 image (2)

5. In the pane you should get a response. The main data bit starts:

{
  "created_at":

6. To get details of other tweets click the Template tab and enter another id.

image (1)

7. If you are interested in other API calls you can make click the Service box and select another

Enjoy!

TAGSPresenter

Later today (2.30pmUTC) I’ll be presenting at #oer15 about Twitter in open education (tune in here). As I wanted to highlight the network effect of Twitter I wanted to engage not just the room, but leave ‘footprints’ as for others to follow. I know people like Alex Couros and Alan Levine have done cool stuff live tweeting from Keynote. I’ve dabbled with doing stuff with Microsoft PowerPoint but was never fully satisfied. Given Twitter now supports a number of embedded media formats I thought rather than trying to fit Twitter into another presentation tool, to turn my live tweets into my slides.

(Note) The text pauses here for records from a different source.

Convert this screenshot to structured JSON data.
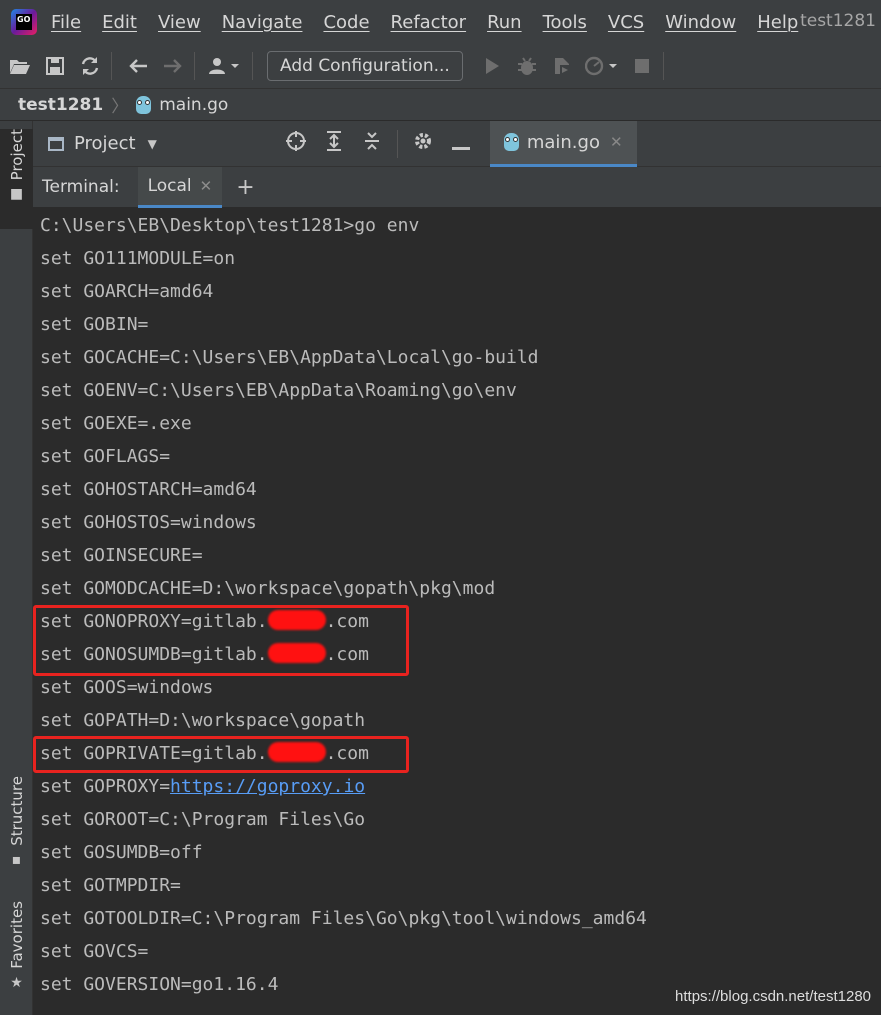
{
  "menubar": {
    "items": [
      "File",
      "Edit",
      "View",
      "Navigate",
      "Code",
      "Refactor",
      "Run",
      "Tools",
      "VCS",
      "Window",
      "Help"
    ],
    "project_title": "test1281"
  },
  "toolbar": {
    "add_configuration_label": "Add Configuration..."
  },
  "breadcrumb": {
    "project": "test1281",
    "file": "main.go"
  },
  "left_strip": {
    "project_tab": "Project",
    "structure_tab": "Structure",
    "favorites_tab": "Favorites"
  },
  "tool_header": {
    "project_label": "Project",
    "editor_tab": "main.go"
  },
  "terminal": {
    "title": "Terminal:",
    "tab_label": "Local",
    "prompt": "C:\\Users\\EB\\Desktop\\test1281>go env",
    "lines": [
      "set GO111MODULE=on",
      "set GOARCH=amd64",
      "set GOBIN=",
      "set GOCACHE=C:\\Users\\EB\\AppData\\Local\\go-build",
      "set GOENV=C:\\Users\\EB\\AppData\\Roaming\\go\\env",
      "set GOEXE=.exe",
      "set GOFLAGS=",
      "set GOHOSTARCH=amd64",
      "set GOHOSTOS=windows",
      "set GOINSECURE=",
      "set GOMODCACHE=D:\\workspace\\gopath\\pkg\\mod"
    ],
    "noproxy_prefix": "set GONOPROXY=gitlab.",
    "nosumdb_prefix": "set GONOSUMDB=gitlab.",
    "domain_suffix": ".com",
    "goos": "set GOOS=windows",
    "gopath": "set GOPATH=D:\\workspace\\gopath",
    "private_prefix": "set GOPRIVATE=gitlab.",
    "proxy_prefix": "set GOPROXY=",
    "proxy_url": "https://goproxy.io",
    "lines_after": [
      "set GOROOT=C:\\Program Files\\Go",
      "set GOSUMDB=off",
      "set GOTMPDIR=",
      "set GOTOOLDIR=C:\\Program Files\\Go\\pkg\\tool\\windows_amd64",
      "set GOVCS=",
      "set GOVERSION=go1.16.4"
    ]
  },
  "watermark": "https://blog.csdn.net/test1280",
  "colors": {
    "highlight_box": "#e8231f",
    "redaction": "#ff1111",
    "link": "#589df6"
  }
}
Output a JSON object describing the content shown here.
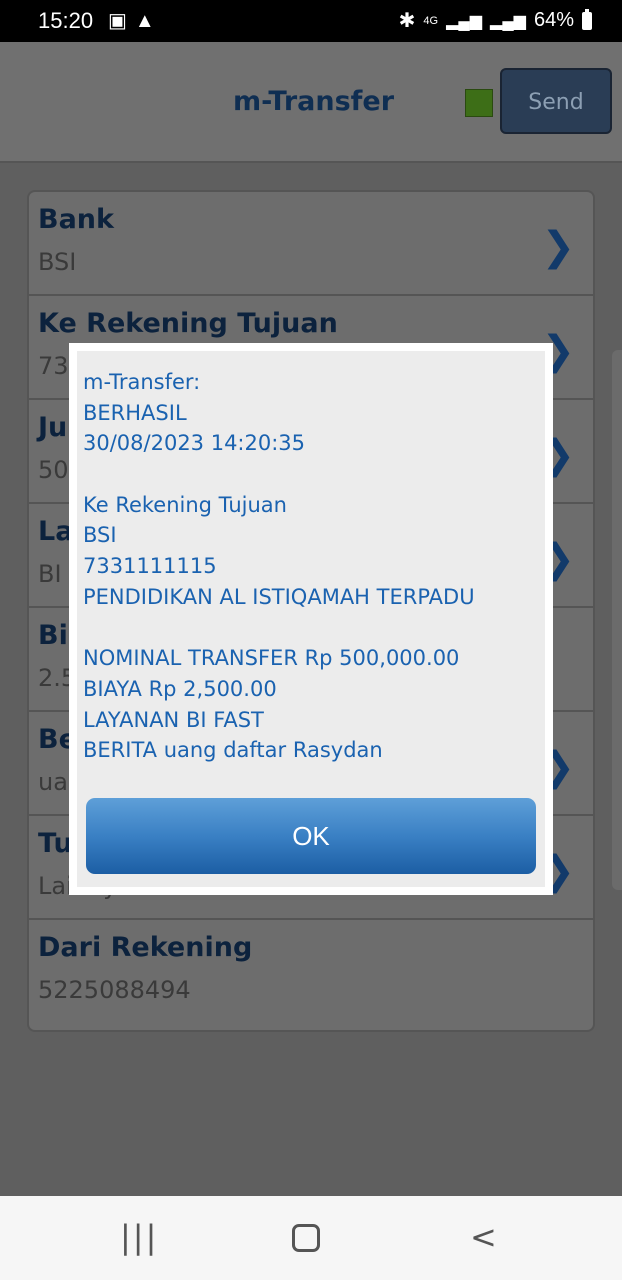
{
  "status_bar": {
    "time": "15:20",
    "left_icons": [
      "notification-icon",
      "warning-icon"
    ],
    "right_icons": [
      "bluetooth-icon",
      "4g-icon",
      "signal-icon",
      "signal-icon"
    ],
    "network": "4G",
    "battery": "64%"
  },
  "header": {
    "title": "m-Transfer",
    "send_label": "Send",
    "indicator_color": "#3d6e17"
  },
  "form": {
    "rows": [
      {
        "label": "Bank",
        "value": "BSI"
      },
      {
        "label": "Ke Rekening Tujuan",
        "value": "73"
      },
      {
        "label": "Ju",
        "value": "50"
      },
      {
        "label": "La",
        "value": "BI"
      },
      {
        "label": "Bi",
        "value": "2.5"
      },
      {
        "label": "Be",
        "value": "ua"
      },
      {
        "label": "Tu",
        "value": "Lainnya"
      },
      {
        "label": "Dari Rekening",
        "value": "5225088494"
      }
    ]
  },
  "dialog": {
    "lines": [
      "m-Transfer:",
      "BERHASIL",
      "30/08/2023 14:20:35",
      "",
      "Ke Rekening Tujuan",
      "BSI",
      "7331111115",
      "PENDIDIKAN AL ISTIQAMAH TERPADU",
      "",
      "NOMINAL TRANSFER Rp 500,000.00",
      "BIAYA Rp 2,500.00",
      "LAYANAN BI FAST",
      "BERITA uang daftar Rasydan"
    ],
    "ok_label": "OK"
  },
  "nav_bar": {
    "recent_icon": "recent-apps-icon",
    "home_icon": "home-icon",
    "back_icon": "back-icon"
  }
}
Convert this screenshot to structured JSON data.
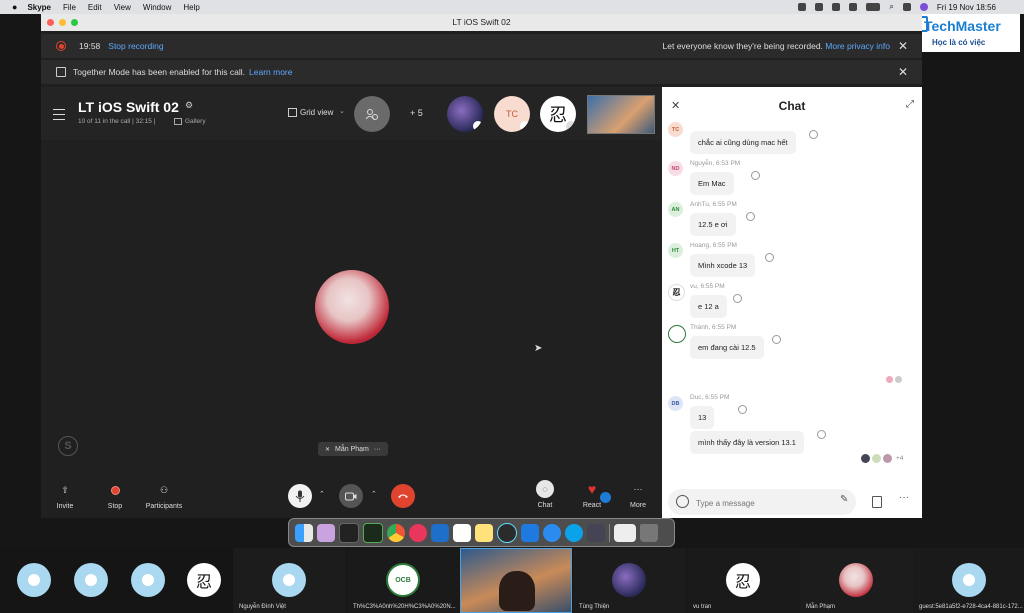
{
  "menubar": {
    "app": "Skype",
    "items": [
      "File",
      "Edit",
      "View",
      "Window",
      "Help"
    ],
    "clock": "Fri 19 Nov  18:56"
  },
  "window": {
    "title": "LT iOS Swift 02"
  },
  "recording_banner": {
    "time": "19:58",
    "stop_label": "Stop recording",
    "notice": "Let everyone know they're being recorded.",
    "more_info": "More privacy info"
  },
  "together_banner": {
    "text": "Together Mode has been enabled for this call.",
    "learn_more": "Learn more"
  },
  "call": {
    "title": "LT iOS Swift 02",
    "subtitle": "10 of 11 in the call | 32:15 |",
    "gallery": "Gallery",
    "grid_view": "Grid view",
    "more_count": "+ 5",
    "tc_initials": "TC",
    "active_speaker": "Mẫn Phạm",
    "active_speaker_more": "···"
  },
  "controls": {
    "invite": "Invite",
    "stop": "Stop",
    "participants": "Participants",
    "chat": "Chat",
    "react": "React",
    "more": "More"
  },
  "chat": {
    "title": "Chat",
    "placeholder": "Type a message",
    "messages": [
      {
        "initials": "TC",
        "meta": "",
        "text": "chắc ai cũng dùng mac hết"
      },
      {
        "initials": "ND",
        "meta": "Nguyễn, 6:53 PM",
        "text": "Em Mac"
      },
      {
        "initials": "AN",
        "meta": "AnhTu, 6:55 PM",
        "text": "12.5 e ơi"
      },
      {
        "initials": "HT",
        "meta": "Hoang, 6:55 PM",
        "text": "Mình xcode 13"
      },
      {
        "initials": "",
        "meta": "vu, 6:55 PM",
        "text": "e 12 a"
      },
      {
        "initials": "",
        "meta": "Thành, 6:55 PM",
        "text": "em đang cài 12.5"
      },
      {
        "initials": "DB",
        "meta": "Duc, 6:55 PM",
        "text": "13"
      },
      {
        "initials": "",
        "meta": "",
        "text": "mình thấy đây là version 13.1"
      }
    ],
    "seen_more": "+4"
  },
  "strip": {
    "names": [
      "Nguyễn Đình Việt",
      "Th%C3%A0nh%20H%C3%A0%20N...",
      "Tùng Thiện",
      "vu tran",
      "Mẫn Phạm",
      "guest:5e81a5f2-e728-4ca4-881c-172..."
    ]
  },
  "watermark": {
    "brand": "TechMaster",
    "tagline": "Học là có việc"
  },
  "colors": {
    "accent": "#5ea8ff",
    "end_call": "#e0442f",
    "chat_bg": "#ffffff",
    "stage_bg": "#202020"
  }
}
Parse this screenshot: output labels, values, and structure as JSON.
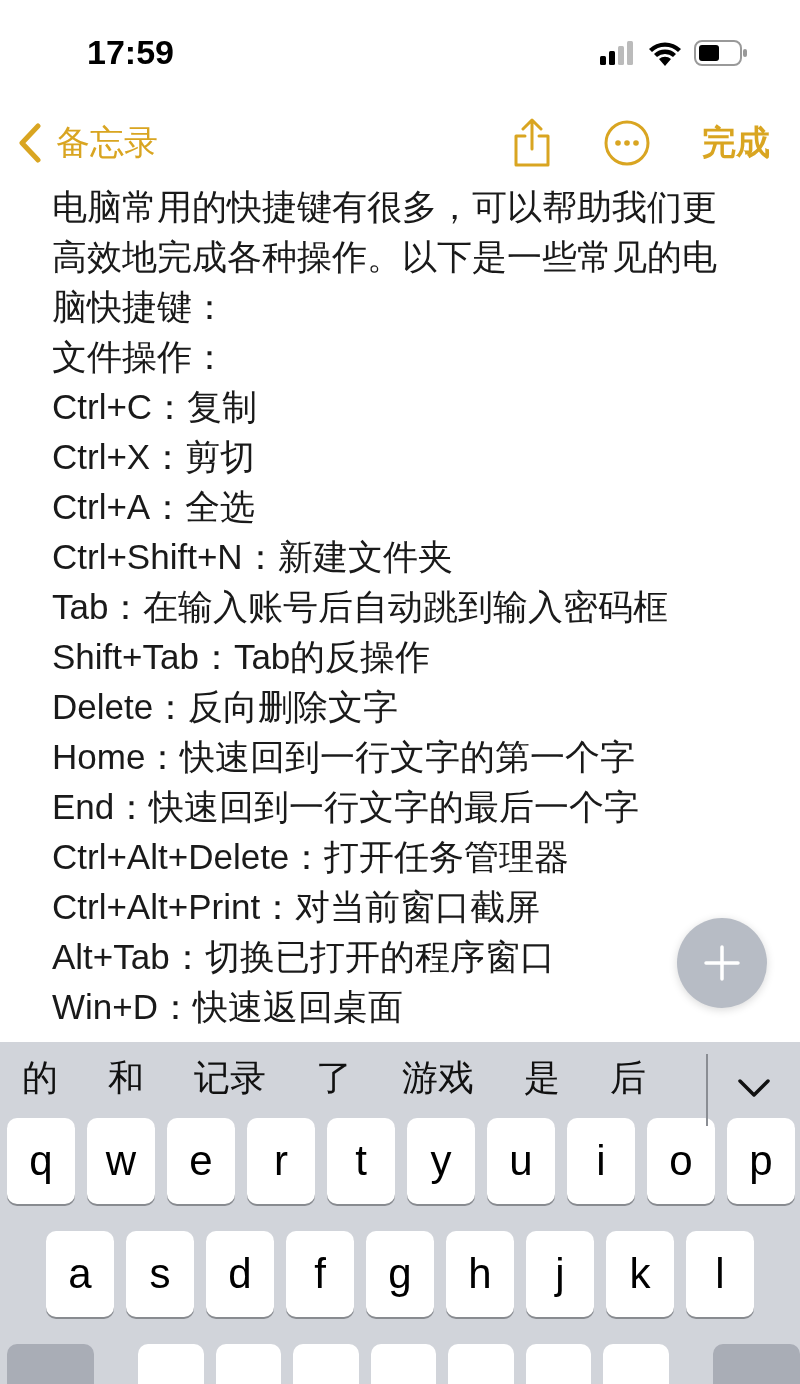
{
  "status_bar": {
    "time": "17:59"
  },
  "nav": {
    "back_label": "备忘录",
    "done_label": "完成"
  },
  "note": {
    "lines": [
      "电脑常用的快捷键有很多，可以帮助我们更高效地完成各种操作。以下是一些常见的电脑快捷键：",
      "文件操作：",
      "Ctrl+C：复制",
      "Ctrl+X：剪切",
      "Ctrl+A：全选",
      "Ctrl+Shift+N：新建文件夹",
      "Tab：在输入账号后自动跳到输入密码框",
      "Shift+Tab：Tab的反操作",
      "Delete：反向删除文字",
      "Home：快速回到一行文字的第一个字",
      "End：快速回到一行文字的最后一个字",
      "Ctrl+Alt+Delete：打开任务管理器",
      "Ctrl+Alt+Print：对当前窗口截屏",
      "Alt+Tab：切换已打开的程序窗口",
      "Win+D：快速返回桌面"
    ]
  },
  "keyboard": {
    "candidates": [
      "的",
      "和",
      "记录",
      "了",
      "游戏",
      "是",
      "后"
    ],
    "rows": [
      [
        "q",
        "w",
        "e",
        "r",
        "t",
        "y",
        "u",
        "i",
        "o",
        "p"
      ],
      [
        "a",
        "s",
        "d",
        "f",
        "g",
        "h",
        "j",
        "k",
        "l"
      ]
    ]
  }
}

And so TAGSPresenter is born! Using a Google Sheet as an editor, Google Drive to host images and a bit of Google Apps Script to glue it together I’ve got my own Twitter based presentation tool. I don’t have time to write about how it was technically achieved but if you want to peak under the hood of the hack here are my ‘slides’ which are published here.

Tune in at 2.30 to see how it goes ;)

In a couple of weeks I’ll be talking about TAGS at OER15 (14:30-15:00, 15th April). Whilst parallel sessions aren’t going to be streamed I’ve got a couple of ideas for broadcasting my session. If I pull this off I’ll be co-tagging my presentation #oer15 #740.

My notes for structuring the session so far is:

  • Networks – shape, strength and characteristics
  • Networked education – making the connection
  • Footprints – seeing the connection
  • Twitter in Ed – activities Adoption Matrix (Mark Sample) and examples
    ”anyone to become an active participant in the conversation” Ross, 2012.
  • APIs – me speaky code
  • Twitter Search and the Twitter Search API
  • Anatomy of a tweet
  • TAGS/TAGSExplorer
  • TAGS in the wild
  • Context – SNA, ethics, vulnerability

You’ll see I’ve highlighted two items in that list and this is where you can help. If you have used TAGS to support your class/course I’d like to know:

  1. how does Twitter generally fit in to the course? Are you using directed activities or is there a more organically;
  2. how TAGS is used to support this? Post/ongoing SNA, situational awareness, …

As the session will mostly be me talking, preferably some video or audio would be great. If you’ve previously talked about Twitter/TAGS in education and a recording is available I’ll happily look at this and see if there is something I can use.

Thanks!